The new TweetDeck (download for Windows and Mac) has launched, and it's the first version since Twitter bought the company. There's a new logo and blue skin to reflect that, but far bigger changes happened under the hood.
It's not entirely clear when the new versions were released, since Twitter didn't announce them, but the company has completely abandoned the old program. Gone is the cross-platform program built on Adobe AIR, and gone are many of its features. In its place, Twitter has built two new programs native to Windows and Mac, respectively, and streamlined their functionality to more closely reflect the official Twitter workflow. TweetDeck is still available as a Chrome Web App, and for iOS and Android, although they haven't recent an upgrade like the Windows and Mac clients.
Before its purchase, TweetDeck had released native clients alongside the AIR version, but the new releases appear unrelated.

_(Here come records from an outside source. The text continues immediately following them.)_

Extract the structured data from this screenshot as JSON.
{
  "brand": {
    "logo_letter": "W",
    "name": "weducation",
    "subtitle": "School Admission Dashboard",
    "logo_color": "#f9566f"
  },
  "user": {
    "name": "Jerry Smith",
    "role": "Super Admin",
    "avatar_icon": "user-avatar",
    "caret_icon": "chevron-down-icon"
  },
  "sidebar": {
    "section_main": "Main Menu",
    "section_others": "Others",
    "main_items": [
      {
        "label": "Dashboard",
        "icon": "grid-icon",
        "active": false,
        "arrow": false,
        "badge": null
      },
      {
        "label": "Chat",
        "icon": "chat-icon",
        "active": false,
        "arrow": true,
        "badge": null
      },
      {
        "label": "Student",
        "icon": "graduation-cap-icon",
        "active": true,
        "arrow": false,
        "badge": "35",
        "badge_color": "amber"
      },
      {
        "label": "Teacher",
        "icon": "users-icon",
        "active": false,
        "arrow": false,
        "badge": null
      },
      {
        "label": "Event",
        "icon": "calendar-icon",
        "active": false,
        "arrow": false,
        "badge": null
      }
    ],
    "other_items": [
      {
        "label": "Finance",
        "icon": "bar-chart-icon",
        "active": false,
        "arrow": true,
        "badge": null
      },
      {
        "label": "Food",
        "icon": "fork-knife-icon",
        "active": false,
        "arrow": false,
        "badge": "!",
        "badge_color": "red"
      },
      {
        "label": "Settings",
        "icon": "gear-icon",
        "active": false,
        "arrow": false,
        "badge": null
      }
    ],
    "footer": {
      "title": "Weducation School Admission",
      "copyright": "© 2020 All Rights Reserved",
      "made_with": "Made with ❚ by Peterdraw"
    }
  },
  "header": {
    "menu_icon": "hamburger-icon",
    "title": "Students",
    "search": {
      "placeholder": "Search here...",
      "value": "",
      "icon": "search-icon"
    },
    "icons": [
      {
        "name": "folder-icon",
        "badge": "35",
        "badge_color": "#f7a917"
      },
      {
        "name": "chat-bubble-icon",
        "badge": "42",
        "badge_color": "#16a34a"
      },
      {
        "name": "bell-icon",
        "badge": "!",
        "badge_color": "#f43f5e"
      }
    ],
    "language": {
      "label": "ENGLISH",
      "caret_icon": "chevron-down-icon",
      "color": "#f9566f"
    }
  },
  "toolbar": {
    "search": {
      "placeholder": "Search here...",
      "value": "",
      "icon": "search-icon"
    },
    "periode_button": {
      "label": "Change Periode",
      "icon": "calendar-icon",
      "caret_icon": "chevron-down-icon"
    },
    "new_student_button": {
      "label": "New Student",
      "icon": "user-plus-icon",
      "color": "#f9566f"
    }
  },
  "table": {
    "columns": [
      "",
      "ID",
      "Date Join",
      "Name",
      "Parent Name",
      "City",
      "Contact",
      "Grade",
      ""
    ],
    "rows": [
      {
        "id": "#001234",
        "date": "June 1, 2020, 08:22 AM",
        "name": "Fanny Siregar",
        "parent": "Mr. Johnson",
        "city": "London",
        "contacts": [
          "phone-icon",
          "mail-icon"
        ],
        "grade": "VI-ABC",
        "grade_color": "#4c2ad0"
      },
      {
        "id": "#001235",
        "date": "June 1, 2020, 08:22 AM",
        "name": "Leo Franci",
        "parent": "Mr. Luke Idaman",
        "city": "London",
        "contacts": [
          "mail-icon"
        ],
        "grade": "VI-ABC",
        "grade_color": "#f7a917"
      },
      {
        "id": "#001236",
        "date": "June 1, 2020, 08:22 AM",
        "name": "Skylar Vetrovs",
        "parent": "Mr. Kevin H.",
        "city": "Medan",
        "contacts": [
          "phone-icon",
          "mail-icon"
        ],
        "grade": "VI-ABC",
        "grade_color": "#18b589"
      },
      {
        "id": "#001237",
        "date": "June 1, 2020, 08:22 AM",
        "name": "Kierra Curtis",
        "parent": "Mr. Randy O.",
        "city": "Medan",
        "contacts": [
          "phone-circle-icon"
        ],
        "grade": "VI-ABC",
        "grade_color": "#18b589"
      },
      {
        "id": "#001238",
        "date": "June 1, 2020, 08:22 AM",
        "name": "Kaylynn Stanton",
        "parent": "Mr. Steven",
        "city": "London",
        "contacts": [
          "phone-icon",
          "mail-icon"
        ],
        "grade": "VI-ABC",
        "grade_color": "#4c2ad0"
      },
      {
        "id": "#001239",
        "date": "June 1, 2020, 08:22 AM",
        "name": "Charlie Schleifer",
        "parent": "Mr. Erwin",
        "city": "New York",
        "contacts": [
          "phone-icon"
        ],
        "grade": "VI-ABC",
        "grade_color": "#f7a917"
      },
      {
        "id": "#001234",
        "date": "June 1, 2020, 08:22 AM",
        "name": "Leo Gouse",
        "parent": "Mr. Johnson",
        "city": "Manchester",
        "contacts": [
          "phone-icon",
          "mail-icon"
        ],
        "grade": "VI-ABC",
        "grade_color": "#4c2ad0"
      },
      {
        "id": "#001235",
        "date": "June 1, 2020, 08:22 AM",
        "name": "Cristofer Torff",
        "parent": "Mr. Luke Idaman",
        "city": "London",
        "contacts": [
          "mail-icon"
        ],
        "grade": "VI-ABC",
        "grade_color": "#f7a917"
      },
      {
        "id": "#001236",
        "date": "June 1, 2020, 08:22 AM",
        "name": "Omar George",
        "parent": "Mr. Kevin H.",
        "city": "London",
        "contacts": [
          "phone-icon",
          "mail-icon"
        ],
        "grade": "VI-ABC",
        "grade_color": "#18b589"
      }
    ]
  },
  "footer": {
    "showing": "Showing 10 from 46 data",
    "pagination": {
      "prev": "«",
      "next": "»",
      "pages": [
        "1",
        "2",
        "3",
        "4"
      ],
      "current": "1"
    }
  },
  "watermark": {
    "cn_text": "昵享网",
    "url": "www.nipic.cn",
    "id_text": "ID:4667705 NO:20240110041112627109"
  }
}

The basics of TweetDeck's functions remain, including multiple Twitter and Facebook account support and customizable columns, while new-Twitter style retweeting and direct messaging have been improved. There's also separate columns for Facebook newsfeeds and Facebook notifications.
Old TweetDeck users can log in with their TweetDeck accounts to save the trouble of re-entering in multiple account usernames and passwords.
Facebook is now the only non-Twitter account that TweetDeck supports. MySpace, LinkedIn, Foursquare, and Google Buzz have all been dropped. The loss of Buzz is not exactly catastrophic, but it does indicate that Twitter isn't about to drop its hard line on cross-social network pollination. Also gone are color and font customizations, keyboard shortcuts, URL shortening service options, and TweetDeck's tweaks to minimize API calls.
Notification box moving still exists, but now you simply grab it when it appears and drag it to the part of the screen you want it to be in. That's a definite improvement over the weird X-Y axis widget in the old TweetDeck's settings.
Overall, I found the new TweetDeck experience to be better than the old one. There's less behavioral wonkiness, and it feels like it's natural extension of Twitter. However, dropping support for all accounts besides Twitter and Facebook doesn't bode well for people who have their hopes up for Google Plus integration.